This week, we sat down with seven heads of fundraising at an array of arts organizations—museums, performing arts, and outdoor art—for a fascinating and timely discussion. Here we captured a number of topics top of mind for them.
Arts organizations across the nation have had to close their doors, postpone their seasons, cancel galas, performances, and festivals that contribute substantially to their funding.
With this in mind, how should membership programs be addressed?
Our coffee talk participants all agreed that now is the time for your fundraising team to personally call each and every one of your patrons and high-level members. First, ask how they are doing and tell them what you are doing to both weather the impact of the pandemic and to keep them and others engaged. Then, consider providing them with the opportunity to request a refund for the membership/subscription dues they have already paid, but do not automatically assume they will take it. Instead, offer them options: They could, of course, receive a full refund if they need. Alternatively, they could gift the value of their membership or tickets to help the organization bolster itself and maintain creativity while closed – or perhaps a partial refund and a partial gift. Some have already seen success with this strategy.
One of our participants shared that in presenting these options to her subscribers, 50% have chosen to donate their tickets back.

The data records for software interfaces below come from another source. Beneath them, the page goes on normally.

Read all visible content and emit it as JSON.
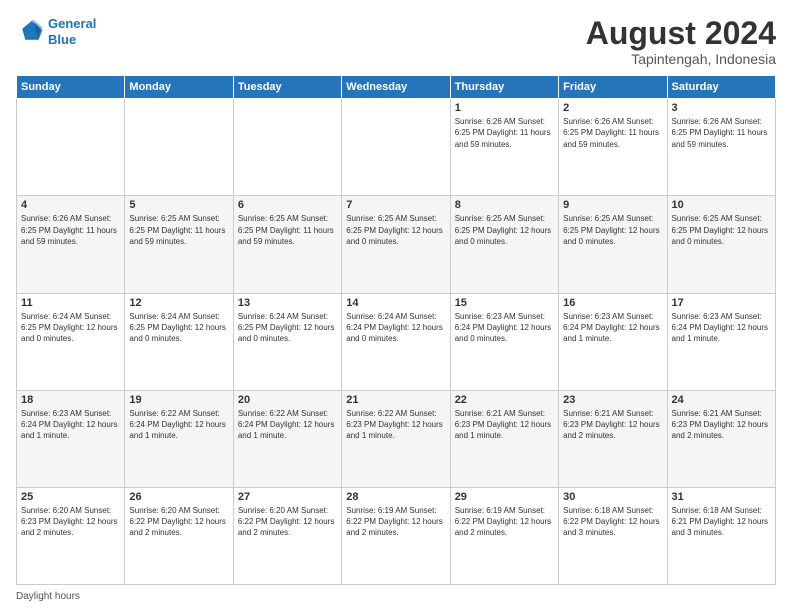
{
  "logo": {
    "line1": "General",
    "line2": "Blue"
  },
  "title": "August 2024",
  "subtitle": "Tapintengah, Indonesia",
  "header_days": [
    "Sunday",
    "Monday",
    "Tuesday",
    "Wednesday",
    "Thursday",
    "Friday",
    "Saturday"
  ],
  "footer": "Daylight hours",
  "weeks": [
    [
      {
        "day": "",
        "info": ""
      },
      {
        "day": "",
        "info": ""
      },
      {
        "day": "",
        "info": ""
      },
      {
        "day": "",
        "info": ""
      },
      {
        "day": "1",
        "info": "Sunrise: 6:26 AM\nSunset: 6:25 PM\nDaylight: 11 hours and 59 minutes."
      },
      {
        "day": "2",
        "info": "Sunrise: 6:26 AM\nSunset: 6:25 PM\nDaylight: 11 hours and 59 minutes."
      },
      {
        "day": "3",
        "info": "Sunrise: 6:26 AM\nSunset: 6:25 PM\nDaylight: 11 hours and 59 minutes."
      }
    ],
    [
      {
        "day": "4",
        "info": "Sunrise: 6:26 AM\nSunset: 6:25 PM\nDaylight: 11 hours and 59 minutes."
      },
      {
        "day": "5",
        "info": "Sunrise: 6:25 AM\nSunset: 6:25 PM\nDaylight: 11 hours and 59 minutes."
      },
      {
        "day": "6",
        "info": "Sunrise: 6:25 AM\nSunset: 6:25 PM\nDaylight: 11 hours and 59 minutes."
      },
      {
        "day": "7",
        "info": "Sunrise: 6:25 AM\nSunset: 6:25 PM\nDaylight: 12 hours and 0 minutes."
      },
      {
        "day": "8",
        "info": "Sunrise: 6:25 AM\nSunset: 6:25 PM\nDaylight: 12 hours and 0 minutes."
      },
      {
        "day": "9",
        "info": "Sunrise: 6:25 AM\nSunset: 6:25 PM\nDaylight: 12 hours and 0 minutes."
      },
      {
        "day": "10",
        "info": "Sunrise: 6:25 AM\nSunset: 6:25 PM\nDaylight: 12 hours and 0 minutes."
      }
    ],
    [
      {
        "day": "11",
        "info": "Sunrise: 6:24 AM\nSunset: 6:25 PM\nDaylight: 12 hours and 0 minutes."
      },
      {
        "day": "12",
        "info": "Sunrise: 6:24 AM\nSunset: 6:25 PM\nDaylight: 12 hours and 0 minutes."
      },
      {
        "day": "13",
        "info": "Sunrise: 6:24 AM\nSunset: 6:25 PM\nDaylight: 12 hours and 0 minutes."
      },
      {
        "day": "14",
        "info": "Sunrise: 6:24 AM\nSunset: 6:24 PM\nDaylight: 12 hours and 0 minutes."
      },
      {
        "day": "15",
        "info": "Sunrise: 6:23 AM\nSunset: 6:24 PM\nDaylight: 12 hours and 0 minutes."
      },
      {
        "day": "16",
        "info": "Sunrise: 6:23 AM\nSunset: 6:24 PM\nDaylight: 12 hours and 1 minute."
      },
      {
        "day": "17",
        "info": "Sunrise: 6:23 AM\nSunset: 6:24 PM\nDaylight: 12 hours and 1 minute."
      }
    ],
    [
      {
        "day": "18",
        "info": "Sunrise: 6:23 AM\nSunset: 6:24 PM\nDaylight: 12 hours and 1 minute."
      },
      {
        "day": "19",
        "info": "Sunrise: 6:22 AM\nSunset: 6:24 PM\nDaylight: 12 hours and 1 minute."
      },
      {
        "day": "20",
        "info": "Sunrise: 6:22 AM\nSunset: 6:24 PM\nDaylight: 12 hours and 1 minute."
      },
      {
        "day": "21",
        "info": "Sunrise: 6:22 AM\nSunset: 6:23 PM\nDaylight: 12 hours and 1 minute."
      },
      {
        "day": "22",
        "info": "Sunrise: 6:21 AM\nSunset: 6:23 PM\nDaylight: 12 hours and 1 minute."
      },
      {
        "day": "23",
        "info": "Sunrise: 6:21 AM\nSunset: 6:23 PM\nDaylight: 12 hours and 2 minutes."
      },
      {
        "day": "24",
        "info": "Sunrise: 6:21 AM\nSunset: 6:23 PM\nDaylight: 12 hours and 2 minutes."
      }
    ],
    [
      {
        "day": "25",
        "info": "Sunrise: 6:20 AM\nSunset: 6:23 PM\nDaylight: 12 hours and 2 minutes."
      },
      {
        "day": "26",
        "info": "Sunrise: 6:20 AM\nSunset: 6:22 PM\nDaylight: 12 hours and 2 minutes."
      },
      {
        "day": "27",
        "info": "Sunrise: 6:20 AM\nSunset: 6:22 PM\nDaylight: 12 hours and 2 minutes."
      },
      {
        "day": "28",
        "info": "Sunrise: 6:19 AM\nSunset: 6:22 PM\nDaylight: 12 hours and 2 minutes."
      },
      {
        "day": "29",
        "info": "Sunrise: 6:19 AM\nSunset: 6:22 PM\nDaylight: 12 hours and 2 minutes."
      },
      {
        "day": "30",
        "info": "Sunrise: 6:18 AM\nSunset: 6:22 PM\nDaylight: 12 hours and 3 minutes."
      },
      {
        "day": "31",
        "info": "Sunrise: 6:18 AM\nSunset: 6:21 PM\nDaylight: 12 hours and 3 minutes."
      }
    ]
  ]
}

Since only 25% of their subscribers are also donors, this strategy has revealed a group of potential donors that they wouldn’t otherwise have.
How can we keep constituents engaged?
Many arts organizations are feeling the pressure to create virtual content—and do so quickly… After all, it is everywhere! However, all of our participants emphasized the importance of staying true to your organization’s brand and being strategic in your marketing and communications. What feels right for one arts organization may not feel right for yours. Fast might not be the answer. Better will definitely serve you well.
Virtual content is not the whole answer. Coffee Talk participants got some good ideas going when they started talking about alternating virtual content with the high touch engagement that is more typical for them. Some were offering small group “visits” via Zoom – tea, porch talk, “chats” with your artistic director (questions submitted in advance)! Maybe even encourage your donors, friends, and community members to be creative on their own. One participant shared their idea for inviting friends to “make” art via a creative prompt from the organization and then share it back. The idea is to create a virtual network of creativity that keeps friends connected in a great way.
Can we continue to make asks when we don’t have a lot to offer right now?
During the recession of 2008, arts organizations—particularly small ones—were hit disproportionately. The same is true now. Then, many of these nonprofits paused their philanthropic efforts entirely, and as a result, their fundraising recovery took a long time – longer than was perhaps necessary.
Our participants emphasized the importance of learning from the past. This time they will not stop asking. They will pause and be respectful of the swirl around them and their prospects. And they will soften their approach. But they all intend to continue educating their audience about the impact of the pandemic on their organization; and making the right asks at the right time. Many patrons of the arts remember 2008 and do not want to see organizations that they love struggle excessively – or even close for good. They have a different sense of urgency and some wonderful support is happening. NYC’s COVID-19 Response and Impact Fund is just one example.